What does Newsnight's focus group make of the Labour leadership candidates?

Tonight on Newsnight, an IpsosMori focus group of former Labour voters talks about the four Labour leadership candidates. What did they make of the four candidates?

On Andy Burnham:

“He’s the old guard, with Yvette Cooper”

“It’s the same message they were trying to portray right up to the election”​

“I thought that he acknowledged the fact that they didn’t say sorry during the time of the election, and how can you expect people to vote for you when you’re not actually acknowledging that you were part of the problem”​

“Strongish leader, and at least he’s acknowledging and saying let’s move on from here as opposed to wishy washy”

“I was surprised how long he’d been in politics if he was talking about Tony Blair years – he doesn’t look old enough”

On Jeremy Corbyn:

"“He’s the older guy with the grey hair who’s got all the policies straight out of the sixties and is a bit of a hippy as well is what he comes across as” 

“I agree with most of what he said, I must admit, but I don’t think as a country we can afford his principles”

“He was just going to be the opposite of Conservatives, but there might be policies on the Conservative side that, y’know, might be good policies”

“I’ve heard in the paper he’s the favourite to win the Labour leadership. Well, if that was him, then I won’t be voting for Labour, put it that way”

“I think he’s a very good politician but he’s unelectable as a Prime Minister”

On Yvette Cooper

“She sounds quite positive doesn’t she – for families and their everyday issues”

“Bedroom tax, working tax credits, mainly mum things as well”

“We had Margaret Thatcher obviously years ago, and then I’ve always thought about it being a man, I wanted a man, thinking they were stronger…  she was very strong and decisive as well”

“She was very clear – more so than the other guy [Burnham]”

“I think she’s trying to play down her economics background to sort of distance herself from her husband… I think she’s dumbing herself down”

On Liz Kendall

“None of it came from the heart”

“She just sounds like someone’s told her to say something, it’s not coming from the heart, she needs passion”

“Rather than saying what she’s going to do, she’s attacking”

“She reminded me of a headteacher when she was standing there, and she was quite boring. She just didn’t seem to have any sort of personality, and you can’t imagine her being a leader of a party”

“With Liz Kendall and Andy Burnham there’s a lot of rhetoric but there doesn’t seem to be a lot of direction behind what they’re saying. There seems to be a lot of words but no action.”

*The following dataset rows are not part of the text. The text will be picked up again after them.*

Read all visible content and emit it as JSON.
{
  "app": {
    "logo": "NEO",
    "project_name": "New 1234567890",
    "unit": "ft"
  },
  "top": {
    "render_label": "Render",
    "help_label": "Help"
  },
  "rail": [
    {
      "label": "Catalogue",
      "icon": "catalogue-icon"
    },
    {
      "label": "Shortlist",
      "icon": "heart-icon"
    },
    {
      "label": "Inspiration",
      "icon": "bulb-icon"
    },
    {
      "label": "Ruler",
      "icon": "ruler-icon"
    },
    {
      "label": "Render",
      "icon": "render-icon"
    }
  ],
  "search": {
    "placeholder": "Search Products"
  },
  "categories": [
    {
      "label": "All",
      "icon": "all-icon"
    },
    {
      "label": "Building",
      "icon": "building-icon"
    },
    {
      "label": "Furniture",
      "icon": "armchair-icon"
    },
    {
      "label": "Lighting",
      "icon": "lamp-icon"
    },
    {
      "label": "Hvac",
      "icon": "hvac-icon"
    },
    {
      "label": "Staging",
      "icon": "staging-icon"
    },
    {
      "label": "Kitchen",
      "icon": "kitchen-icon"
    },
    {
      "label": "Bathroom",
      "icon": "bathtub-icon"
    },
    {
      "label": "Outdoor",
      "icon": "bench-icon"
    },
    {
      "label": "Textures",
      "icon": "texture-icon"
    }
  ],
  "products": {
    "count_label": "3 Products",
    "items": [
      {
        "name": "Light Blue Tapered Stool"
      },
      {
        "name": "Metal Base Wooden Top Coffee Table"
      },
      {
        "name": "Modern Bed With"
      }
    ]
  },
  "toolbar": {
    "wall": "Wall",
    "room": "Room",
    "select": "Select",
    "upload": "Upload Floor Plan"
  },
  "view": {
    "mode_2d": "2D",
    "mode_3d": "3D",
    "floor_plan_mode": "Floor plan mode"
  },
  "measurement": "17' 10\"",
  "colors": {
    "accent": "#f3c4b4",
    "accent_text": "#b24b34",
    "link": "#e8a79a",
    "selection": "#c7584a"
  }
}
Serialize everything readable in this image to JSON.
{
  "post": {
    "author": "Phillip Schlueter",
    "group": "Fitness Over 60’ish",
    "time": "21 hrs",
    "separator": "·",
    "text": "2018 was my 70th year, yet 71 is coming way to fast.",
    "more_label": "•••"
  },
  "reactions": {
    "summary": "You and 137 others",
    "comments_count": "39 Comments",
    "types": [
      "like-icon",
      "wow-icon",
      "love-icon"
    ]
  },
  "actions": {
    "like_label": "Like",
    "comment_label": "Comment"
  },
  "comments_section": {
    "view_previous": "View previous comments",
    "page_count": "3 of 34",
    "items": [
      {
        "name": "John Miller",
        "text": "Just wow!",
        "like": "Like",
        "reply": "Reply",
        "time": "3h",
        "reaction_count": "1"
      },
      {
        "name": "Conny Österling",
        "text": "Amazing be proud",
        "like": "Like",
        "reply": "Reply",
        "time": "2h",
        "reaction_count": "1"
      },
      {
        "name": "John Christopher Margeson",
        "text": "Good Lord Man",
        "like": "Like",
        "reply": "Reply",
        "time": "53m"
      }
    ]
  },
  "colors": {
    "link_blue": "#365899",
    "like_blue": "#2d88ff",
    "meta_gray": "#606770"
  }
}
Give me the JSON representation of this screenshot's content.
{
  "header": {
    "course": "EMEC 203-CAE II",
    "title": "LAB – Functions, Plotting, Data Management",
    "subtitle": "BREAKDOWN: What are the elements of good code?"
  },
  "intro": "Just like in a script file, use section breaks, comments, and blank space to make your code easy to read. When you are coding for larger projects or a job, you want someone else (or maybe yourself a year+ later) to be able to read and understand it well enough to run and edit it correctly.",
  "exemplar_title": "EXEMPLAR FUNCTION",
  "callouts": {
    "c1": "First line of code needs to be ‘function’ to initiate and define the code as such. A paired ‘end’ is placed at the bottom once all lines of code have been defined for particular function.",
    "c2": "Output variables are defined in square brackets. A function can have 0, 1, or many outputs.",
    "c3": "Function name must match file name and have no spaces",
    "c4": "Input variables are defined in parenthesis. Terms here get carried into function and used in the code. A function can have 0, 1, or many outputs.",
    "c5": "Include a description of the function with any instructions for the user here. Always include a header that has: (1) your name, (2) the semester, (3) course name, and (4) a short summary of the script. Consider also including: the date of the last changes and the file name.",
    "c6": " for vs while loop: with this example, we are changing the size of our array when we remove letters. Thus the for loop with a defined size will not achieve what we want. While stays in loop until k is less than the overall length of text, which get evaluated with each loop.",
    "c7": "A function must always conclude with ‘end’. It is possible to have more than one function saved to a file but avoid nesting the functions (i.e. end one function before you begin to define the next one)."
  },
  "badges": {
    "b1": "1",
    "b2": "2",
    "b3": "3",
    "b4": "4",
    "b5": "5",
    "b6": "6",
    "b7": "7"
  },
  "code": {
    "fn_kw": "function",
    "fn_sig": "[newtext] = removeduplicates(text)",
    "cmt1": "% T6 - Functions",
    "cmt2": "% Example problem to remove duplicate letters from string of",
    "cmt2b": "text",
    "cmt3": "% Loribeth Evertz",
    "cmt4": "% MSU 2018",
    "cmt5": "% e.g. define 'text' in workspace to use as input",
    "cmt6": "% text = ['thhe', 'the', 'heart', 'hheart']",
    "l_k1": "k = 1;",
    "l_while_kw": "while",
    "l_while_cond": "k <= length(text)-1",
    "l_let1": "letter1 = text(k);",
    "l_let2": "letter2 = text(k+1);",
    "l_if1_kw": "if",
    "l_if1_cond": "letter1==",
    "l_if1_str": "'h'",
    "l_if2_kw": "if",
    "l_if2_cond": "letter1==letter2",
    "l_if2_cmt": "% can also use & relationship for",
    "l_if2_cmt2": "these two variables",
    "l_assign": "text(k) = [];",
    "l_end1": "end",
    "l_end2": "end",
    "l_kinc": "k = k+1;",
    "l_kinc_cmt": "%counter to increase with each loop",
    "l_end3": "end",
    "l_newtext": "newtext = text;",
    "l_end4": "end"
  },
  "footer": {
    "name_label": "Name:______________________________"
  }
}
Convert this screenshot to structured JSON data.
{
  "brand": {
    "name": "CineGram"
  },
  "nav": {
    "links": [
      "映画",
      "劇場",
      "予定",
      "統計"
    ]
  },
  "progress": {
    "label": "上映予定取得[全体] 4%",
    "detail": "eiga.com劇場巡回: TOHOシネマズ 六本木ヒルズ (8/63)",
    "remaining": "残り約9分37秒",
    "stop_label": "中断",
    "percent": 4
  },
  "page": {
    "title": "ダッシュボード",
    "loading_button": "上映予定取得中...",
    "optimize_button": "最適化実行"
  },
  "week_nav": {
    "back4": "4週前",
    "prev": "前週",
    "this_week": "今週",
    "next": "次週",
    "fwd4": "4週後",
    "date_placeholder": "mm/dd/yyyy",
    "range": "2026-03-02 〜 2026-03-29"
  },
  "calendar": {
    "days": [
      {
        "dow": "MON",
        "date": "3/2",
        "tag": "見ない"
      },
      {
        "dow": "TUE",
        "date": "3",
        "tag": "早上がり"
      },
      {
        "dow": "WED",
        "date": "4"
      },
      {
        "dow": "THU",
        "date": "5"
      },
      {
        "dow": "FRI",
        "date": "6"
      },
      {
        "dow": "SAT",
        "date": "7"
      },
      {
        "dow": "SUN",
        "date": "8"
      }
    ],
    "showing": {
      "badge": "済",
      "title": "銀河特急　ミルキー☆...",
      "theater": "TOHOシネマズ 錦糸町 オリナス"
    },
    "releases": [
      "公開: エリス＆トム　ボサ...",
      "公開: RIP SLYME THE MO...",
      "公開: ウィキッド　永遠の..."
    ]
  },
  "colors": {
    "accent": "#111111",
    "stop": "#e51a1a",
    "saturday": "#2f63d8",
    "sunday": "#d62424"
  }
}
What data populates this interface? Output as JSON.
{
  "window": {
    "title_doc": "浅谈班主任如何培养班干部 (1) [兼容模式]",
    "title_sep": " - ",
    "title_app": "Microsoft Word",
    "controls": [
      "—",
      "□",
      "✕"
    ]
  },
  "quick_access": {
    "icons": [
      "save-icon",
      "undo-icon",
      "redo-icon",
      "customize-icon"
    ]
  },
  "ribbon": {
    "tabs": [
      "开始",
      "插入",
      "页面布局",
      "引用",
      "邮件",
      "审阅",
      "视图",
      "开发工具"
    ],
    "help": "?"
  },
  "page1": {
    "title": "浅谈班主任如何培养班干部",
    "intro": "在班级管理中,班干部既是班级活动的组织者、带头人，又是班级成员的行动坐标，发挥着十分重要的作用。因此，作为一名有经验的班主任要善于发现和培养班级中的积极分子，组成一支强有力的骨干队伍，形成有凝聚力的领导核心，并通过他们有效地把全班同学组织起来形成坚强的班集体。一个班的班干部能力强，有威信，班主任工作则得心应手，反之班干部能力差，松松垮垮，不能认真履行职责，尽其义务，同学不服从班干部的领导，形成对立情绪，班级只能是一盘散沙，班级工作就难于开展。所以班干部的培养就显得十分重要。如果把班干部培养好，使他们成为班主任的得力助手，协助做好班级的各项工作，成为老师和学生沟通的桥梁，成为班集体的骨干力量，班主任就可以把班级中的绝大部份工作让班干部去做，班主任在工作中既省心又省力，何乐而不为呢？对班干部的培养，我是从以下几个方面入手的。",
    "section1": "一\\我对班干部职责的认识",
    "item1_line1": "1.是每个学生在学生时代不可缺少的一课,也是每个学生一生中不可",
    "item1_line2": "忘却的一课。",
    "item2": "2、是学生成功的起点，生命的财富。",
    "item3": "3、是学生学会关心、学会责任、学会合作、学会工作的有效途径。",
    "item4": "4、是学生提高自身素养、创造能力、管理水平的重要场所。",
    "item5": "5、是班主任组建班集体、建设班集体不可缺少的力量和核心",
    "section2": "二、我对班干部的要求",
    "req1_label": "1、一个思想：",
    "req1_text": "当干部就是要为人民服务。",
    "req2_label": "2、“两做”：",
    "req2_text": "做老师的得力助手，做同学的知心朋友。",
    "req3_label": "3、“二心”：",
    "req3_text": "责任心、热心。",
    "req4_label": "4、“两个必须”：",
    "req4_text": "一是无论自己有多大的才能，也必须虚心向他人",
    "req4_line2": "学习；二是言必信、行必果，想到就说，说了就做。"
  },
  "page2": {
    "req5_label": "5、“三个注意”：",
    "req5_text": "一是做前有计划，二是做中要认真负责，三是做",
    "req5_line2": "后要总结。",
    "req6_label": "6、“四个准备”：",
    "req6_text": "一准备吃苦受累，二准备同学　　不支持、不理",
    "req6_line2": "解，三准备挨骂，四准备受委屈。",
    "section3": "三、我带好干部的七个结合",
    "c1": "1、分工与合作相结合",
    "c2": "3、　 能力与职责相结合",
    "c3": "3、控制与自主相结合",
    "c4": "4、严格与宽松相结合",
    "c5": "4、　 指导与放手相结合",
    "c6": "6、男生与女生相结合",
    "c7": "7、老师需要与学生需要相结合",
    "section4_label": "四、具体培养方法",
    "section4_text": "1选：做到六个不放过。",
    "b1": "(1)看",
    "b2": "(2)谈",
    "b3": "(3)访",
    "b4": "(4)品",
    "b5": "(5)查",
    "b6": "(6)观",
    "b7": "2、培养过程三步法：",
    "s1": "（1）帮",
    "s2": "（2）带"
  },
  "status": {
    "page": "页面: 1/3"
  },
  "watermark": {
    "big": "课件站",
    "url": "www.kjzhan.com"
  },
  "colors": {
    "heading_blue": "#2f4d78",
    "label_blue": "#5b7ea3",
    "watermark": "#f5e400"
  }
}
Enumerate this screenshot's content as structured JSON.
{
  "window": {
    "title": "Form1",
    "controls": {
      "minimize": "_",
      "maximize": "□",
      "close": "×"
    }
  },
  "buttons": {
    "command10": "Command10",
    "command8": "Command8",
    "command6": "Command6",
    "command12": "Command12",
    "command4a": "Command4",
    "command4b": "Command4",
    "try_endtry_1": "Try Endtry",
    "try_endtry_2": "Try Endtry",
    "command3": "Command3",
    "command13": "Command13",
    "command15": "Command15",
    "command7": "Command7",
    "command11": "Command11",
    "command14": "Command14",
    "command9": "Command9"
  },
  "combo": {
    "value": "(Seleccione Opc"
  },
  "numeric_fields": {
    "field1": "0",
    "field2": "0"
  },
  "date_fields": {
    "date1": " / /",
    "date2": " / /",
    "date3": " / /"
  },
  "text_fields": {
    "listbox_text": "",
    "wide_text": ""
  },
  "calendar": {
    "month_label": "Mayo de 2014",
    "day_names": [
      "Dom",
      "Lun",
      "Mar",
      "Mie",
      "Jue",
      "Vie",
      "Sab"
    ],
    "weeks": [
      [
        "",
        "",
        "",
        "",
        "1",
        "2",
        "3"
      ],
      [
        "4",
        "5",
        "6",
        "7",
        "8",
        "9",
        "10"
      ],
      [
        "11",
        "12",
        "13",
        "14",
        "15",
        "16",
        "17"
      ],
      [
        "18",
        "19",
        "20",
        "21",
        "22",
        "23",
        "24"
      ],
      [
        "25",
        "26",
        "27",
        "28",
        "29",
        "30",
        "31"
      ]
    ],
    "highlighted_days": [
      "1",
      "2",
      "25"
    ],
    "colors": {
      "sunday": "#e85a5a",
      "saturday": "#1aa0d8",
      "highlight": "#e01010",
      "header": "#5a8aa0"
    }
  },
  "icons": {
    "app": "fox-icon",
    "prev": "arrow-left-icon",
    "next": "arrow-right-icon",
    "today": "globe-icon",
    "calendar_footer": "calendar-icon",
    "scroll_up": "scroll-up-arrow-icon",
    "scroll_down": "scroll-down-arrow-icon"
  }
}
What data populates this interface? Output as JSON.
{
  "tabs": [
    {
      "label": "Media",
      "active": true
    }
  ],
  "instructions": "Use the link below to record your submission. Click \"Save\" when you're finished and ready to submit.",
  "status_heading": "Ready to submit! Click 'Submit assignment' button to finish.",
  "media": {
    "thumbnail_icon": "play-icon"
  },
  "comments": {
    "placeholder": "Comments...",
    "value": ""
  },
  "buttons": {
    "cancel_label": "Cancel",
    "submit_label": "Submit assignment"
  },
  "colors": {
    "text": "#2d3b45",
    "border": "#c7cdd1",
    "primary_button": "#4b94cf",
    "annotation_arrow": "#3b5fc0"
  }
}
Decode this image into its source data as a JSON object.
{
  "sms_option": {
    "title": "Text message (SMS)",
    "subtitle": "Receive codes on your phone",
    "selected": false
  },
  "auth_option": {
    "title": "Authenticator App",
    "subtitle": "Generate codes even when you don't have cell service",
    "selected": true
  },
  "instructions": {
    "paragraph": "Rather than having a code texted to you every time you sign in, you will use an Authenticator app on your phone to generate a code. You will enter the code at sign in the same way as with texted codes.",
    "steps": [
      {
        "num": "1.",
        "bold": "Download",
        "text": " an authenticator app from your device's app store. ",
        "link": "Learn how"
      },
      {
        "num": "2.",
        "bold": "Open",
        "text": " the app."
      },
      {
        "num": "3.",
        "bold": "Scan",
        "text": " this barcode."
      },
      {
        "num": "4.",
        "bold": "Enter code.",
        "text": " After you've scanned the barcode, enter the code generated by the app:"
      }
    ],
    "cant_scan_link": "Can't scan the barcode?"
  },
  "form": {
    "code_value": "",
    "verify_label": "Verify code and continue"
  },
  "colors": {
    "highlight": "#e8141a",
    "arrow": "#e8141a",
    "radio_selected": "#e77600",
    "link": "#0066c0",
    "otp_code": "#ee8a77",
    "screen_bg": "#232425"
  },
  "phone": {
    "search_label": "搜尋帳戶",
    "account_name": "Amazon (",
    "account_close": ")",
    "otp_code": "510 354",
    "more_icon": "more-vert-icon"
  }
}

And, finally, a piece of advice for all four candidates, should they win the leadership election:

“Get down on your hands and knees and start praying”

Stephen Bush is editor of the Staggers, the New Statesman’s political blog.